Melbourne: BHP Billiton, the world’s biggest miner, plans to pour $80 billion into expansions over the next five years rather than chase ambitious takeovers, after nearly doubling first-half profits to a record on booming demand for iron ore and copper.
The Anglo-Australian company also said it would more than double its share buyback to $10 billion this year, bowing to investor demands to put its growing cash pile to work.
“The biggest surprise is the commitment to spend $80 billion over the next five years,” said James Bruce, portfolio manager at Perpetual Investments, one of BHP’s top 10 Australian shareholders.
“We think this demonstrates the challenges that the industry is having satisfying rising demand, while replacing declining production from mature operations,” he said.
Spurred by strong demand from China and India, BHP and its main competitors Rio Tinto and Xstrata plan to spend more than $110 billion on expansion projects over the next five years.
In 2011, the companies will target more iron ore and coal capacity in Western Australia and more copper capacity in Mongolia, Chile and Peru.
BHP chief executive Marius Kloppers, speaking after the miner announced a net underlying profit for the July-December period of $10.7 billion, said the firm’s preference was to spend on expansions given the difficulty in securing the large acquisitions it has been eyeing.
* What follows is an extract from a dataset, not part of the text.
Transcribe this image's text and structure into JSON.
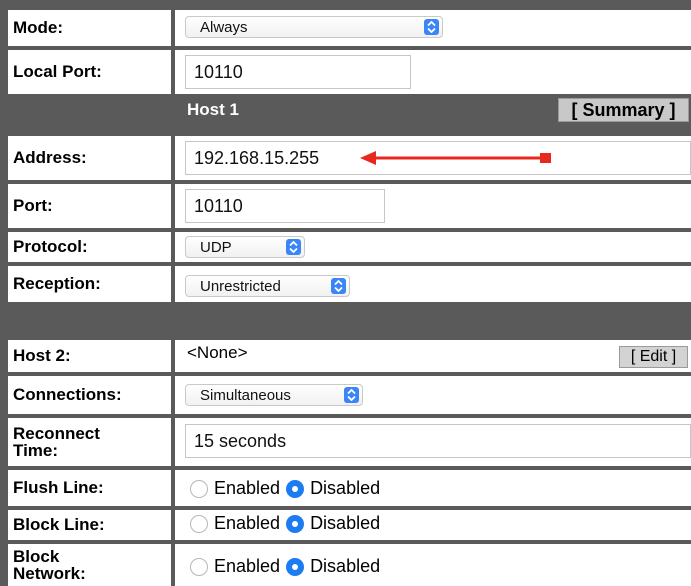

BHP has had to ditch three major deals over the past three years, including its $39 billion bid for top global fertilizer maker Potash Corp last year, due largely to regulatory concerns.
“In addition, where we currently stand in the commodity price cycle probably has increased price expectations for those assets,” Kloppers told analysts. “As one looks at a buy versus build equation, the clear opportunity for us is to continue to invest money in our organic portfolio.”
While Kloppers played down the prospects of any near term acquisitions, investors doubted deals were off BHP’s agenda.
“They’re on the backburner only to the extent that at the moment with today’s inflated commodity prices they would probably have difficulty finding anything which would create value for them. I’m sure they’d be looking,” said Peter Chilton, an analyst at Constellation Capital Management.
Kloppers forecast a strong outlook for commodities markets due to tight supplies, a factor he said industry analysts had long underestimated, but like Rio Tinto last week, warned prices could be volatile.
He also confirmed he had harboured concerns about Chinese and competitor espionage of his business, citing it as a reason behind his push for market pricing of key commodities such as iron ore.
The Sydney Morning Herald newspaper, citing diplomatic cables obtained from Wikileaks, said Kloppers once offered to trade intelligence with Washington on China after telling a US diplomat about the extent of Chinese surveillance of his firm at a time when he was pushing customers there to switch from closed-door annual price negotiations.
“One of the reasons we have pushed so hard for market-clearing prices is so that these sorts of things are not a concern,” Kloppers told reporters when asked to confirm if he was concerned about espionage from China and mining rivals.
Fuelled by record or near record prices for iron ore, copper and other metals, BHP’s attributable profit before exceptional items soared to $10.7 billion for July-December from $5.7 billion a year ago, beating an average forecast of $10.3 billion from 14 analysts.
First-half earnings from iron ore nearly tripled, while earnings from base metals, including copper, jumped 45%.
BHP’s $10 billion buyback, expanded from $4.2 billion, follows Rio Tinto’s plan to return $5 billion to shareholders over the next two years, which some investors considered too little.
Investors had high hopes for a big share buyback as the miner is nearly debt free, its cashflow is booming and its failure to complete major takeovers limit its expansion options.
In the two weeks leading up to the result, BHP’s shares rallied 9% to a 33-month high on expectations of a buyback. Its shares slipped 1.6% to A$46.59 in a flat broader market, partly as its dividend increase was disappointing to retail investors. London shares eased 0.5%.
BHP stepped up its interim dividend by 10% to 46 cents a share, below broker forecasts of around 49 cents.
“We would have liked to see more dividend, because we think that is of value to people who are continuing shareholders in the business,” said Ross Barker, managing director of Australian Foundation Investment Co, one of BHP’s top five shareholders in Australia.
BHP’s $80 billion expansion plan over the next five years includes expanding its Olympic Dam copper and uranium mine in Australia, with a decision expected in 2012 and the Jansen potash project in Canada.
Petroleum earnings, which set BHP apart from its mining peers, rose 23%.
BHP said sharp cost increases cut its earnings by $521 million. Kloppers said while materials cost increases were offset by price increases on BHP’s key products, labour shortages were starting to bite, particularly in engineering jobs in Western Australia where billions of dollars of iron ore and oil and gas projects are competing for manpower.